■ **What this task involves**:
Using the entries below, show all lines with the string "劇場公開日".

■ **Source information**:
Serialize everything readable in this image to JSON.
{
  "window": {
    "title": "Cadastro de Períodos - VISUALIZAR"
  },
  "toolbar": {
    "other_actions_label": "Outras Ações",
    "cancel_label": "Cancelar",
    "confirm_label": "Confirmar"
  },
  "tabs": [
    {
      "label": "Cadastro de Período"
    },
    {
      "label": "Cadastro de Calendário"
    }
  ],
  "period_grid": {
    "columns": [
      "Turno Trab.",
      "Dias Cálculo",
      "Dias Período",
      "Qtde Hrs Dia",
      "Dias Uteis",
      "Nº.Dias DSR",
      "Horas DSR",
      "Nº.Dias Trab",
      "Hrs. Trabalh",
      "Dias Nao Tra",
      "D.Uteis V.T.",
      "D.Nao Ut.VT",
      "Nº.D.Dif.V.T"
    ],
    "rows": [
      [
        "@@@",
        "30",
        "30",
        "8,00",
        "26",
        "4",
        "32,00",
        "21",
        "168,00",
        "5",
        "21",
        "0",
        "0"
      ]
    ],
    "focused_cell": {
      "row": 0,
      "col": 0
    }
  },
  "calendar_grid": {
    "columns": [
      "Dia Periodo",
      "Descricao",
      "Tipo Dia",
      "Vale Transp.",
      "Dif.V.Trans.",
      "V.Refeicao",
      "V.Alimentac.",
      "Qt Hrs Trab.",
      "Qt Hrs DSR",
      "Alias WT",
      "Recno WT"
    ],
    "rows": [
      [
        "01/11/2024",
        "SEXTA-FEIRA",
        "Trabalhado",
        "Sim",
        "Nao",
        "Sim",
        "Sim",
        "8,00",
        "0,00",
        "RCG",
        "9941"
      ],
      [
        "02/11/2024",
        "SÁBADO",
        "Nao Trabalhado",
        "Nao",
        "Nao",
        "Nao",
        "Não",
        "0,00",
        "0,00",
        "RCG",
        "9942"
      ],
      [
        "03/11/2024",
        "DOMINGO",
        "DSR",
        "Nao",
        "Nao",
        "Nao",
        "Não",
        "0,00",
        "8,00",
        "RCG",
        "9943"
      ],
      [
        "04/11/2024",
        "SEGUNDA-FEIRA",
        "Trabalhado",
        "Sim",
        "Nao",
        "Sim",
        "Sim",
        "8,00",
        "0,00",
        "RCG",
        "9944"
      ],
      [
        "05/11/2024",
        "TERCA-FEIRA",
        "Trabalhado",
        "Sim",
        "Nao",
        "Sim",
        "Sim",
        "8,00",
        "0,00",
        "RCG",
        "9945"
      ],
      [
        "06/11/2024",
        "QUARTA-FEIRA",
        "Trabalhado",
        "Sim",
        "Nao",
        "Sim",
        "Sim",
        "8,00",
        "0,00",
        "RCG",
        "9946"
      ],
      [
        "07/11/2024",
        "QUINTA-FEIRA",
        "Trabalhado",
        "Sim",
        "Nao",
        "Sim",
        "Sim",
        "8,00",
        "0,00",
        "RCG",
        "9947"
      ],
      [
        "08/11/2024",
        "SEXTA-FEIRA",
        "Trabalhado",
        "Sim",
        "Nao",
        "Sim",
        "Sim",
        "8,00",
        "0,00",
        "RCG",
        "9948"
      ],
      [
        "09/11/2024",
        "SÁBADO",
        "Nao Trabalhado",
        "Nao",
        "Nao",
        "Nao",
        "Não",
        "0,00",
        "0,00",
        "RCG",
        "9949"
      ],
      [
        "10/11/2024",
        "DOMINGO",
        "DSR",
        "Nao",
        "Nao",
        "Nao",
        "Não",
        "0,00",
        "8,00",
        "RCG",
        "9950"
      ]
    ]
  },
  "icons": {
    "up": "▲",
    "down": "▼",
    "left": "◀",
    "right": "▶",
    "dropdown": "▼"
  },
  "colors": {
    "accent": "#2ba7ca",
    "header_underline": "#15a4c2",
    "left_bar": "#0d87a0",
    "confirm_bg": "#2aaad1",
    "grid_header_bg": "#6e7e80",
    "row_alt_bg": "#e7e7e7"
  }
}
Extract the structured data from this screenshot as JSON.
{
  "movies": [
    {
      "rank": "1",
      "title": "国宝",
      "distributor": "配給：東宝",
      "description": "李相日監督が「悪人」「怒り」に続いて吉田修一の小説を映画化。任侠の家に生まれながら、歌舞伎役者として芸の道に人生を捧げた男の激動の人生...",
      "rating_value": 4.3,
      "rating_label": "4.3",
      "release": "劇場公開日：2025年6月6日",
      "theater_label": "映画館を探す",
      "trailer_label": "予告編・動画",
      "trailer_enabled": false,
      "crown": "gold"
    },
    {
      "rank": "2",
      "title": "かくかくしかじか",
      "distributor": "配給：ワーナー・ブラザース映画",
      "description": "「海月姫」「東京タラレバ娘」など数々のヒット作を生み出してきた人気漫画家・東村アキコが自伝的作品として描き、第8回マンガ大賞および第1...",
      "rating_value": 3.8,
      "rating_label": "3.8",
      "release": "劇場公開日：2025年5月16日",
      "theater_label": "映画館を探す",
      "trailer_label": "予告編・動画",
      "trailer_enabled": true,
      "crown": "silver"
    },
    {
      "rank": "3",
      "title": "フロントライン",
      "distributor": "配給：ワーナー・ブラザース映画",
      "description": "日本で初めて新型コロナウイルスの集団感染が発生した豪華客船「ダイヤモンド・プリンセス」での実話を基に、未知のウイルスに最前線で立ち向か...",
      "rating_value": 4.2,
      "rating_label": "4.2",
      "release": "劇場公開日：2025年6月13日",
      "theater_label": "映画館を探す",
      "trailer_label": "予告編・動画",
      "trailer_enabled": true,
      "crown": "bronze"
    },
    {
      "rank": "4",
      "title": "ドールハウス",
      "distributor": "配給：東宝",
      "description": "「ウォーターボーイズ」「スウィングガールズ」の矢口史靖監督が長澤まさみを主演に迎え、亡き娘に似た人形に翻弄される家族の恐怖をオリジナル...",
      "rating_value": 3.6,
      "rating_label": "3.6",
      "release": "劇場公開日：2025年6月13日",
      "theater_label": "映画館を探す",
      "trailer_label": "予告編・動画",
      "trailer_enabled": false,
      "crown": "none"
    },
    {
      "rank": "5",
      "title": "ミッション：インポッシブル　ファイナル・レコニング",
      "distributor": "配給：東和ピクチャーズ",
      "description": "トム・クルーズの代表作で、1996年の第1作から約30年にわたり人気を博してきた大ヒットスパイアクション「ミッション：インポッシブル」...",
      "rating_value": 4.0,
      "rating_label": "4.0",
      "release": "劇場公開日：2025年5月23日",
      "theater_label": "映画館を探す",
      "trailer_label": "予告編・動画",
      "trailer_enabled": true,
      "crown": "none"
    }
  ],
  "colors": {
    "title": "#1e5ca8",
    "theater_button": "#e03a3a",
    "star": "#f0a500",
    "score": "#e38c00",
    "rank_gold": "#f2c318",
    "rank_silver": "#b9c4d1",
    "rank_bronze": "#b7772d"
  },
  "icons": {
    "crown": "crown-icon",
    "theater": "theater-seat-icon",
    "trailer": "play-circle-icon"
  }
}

■ **Final answer**:
      "release": "劇場公開日：2025年6月6日",
      "release": "劇場公開日：2025年5月16日",
      "release": "劇場公開日：2025年6月13日",
      "release": "劇場公開日：2025年6月13日",
      "release": "劇場公開日：2025年5月23日",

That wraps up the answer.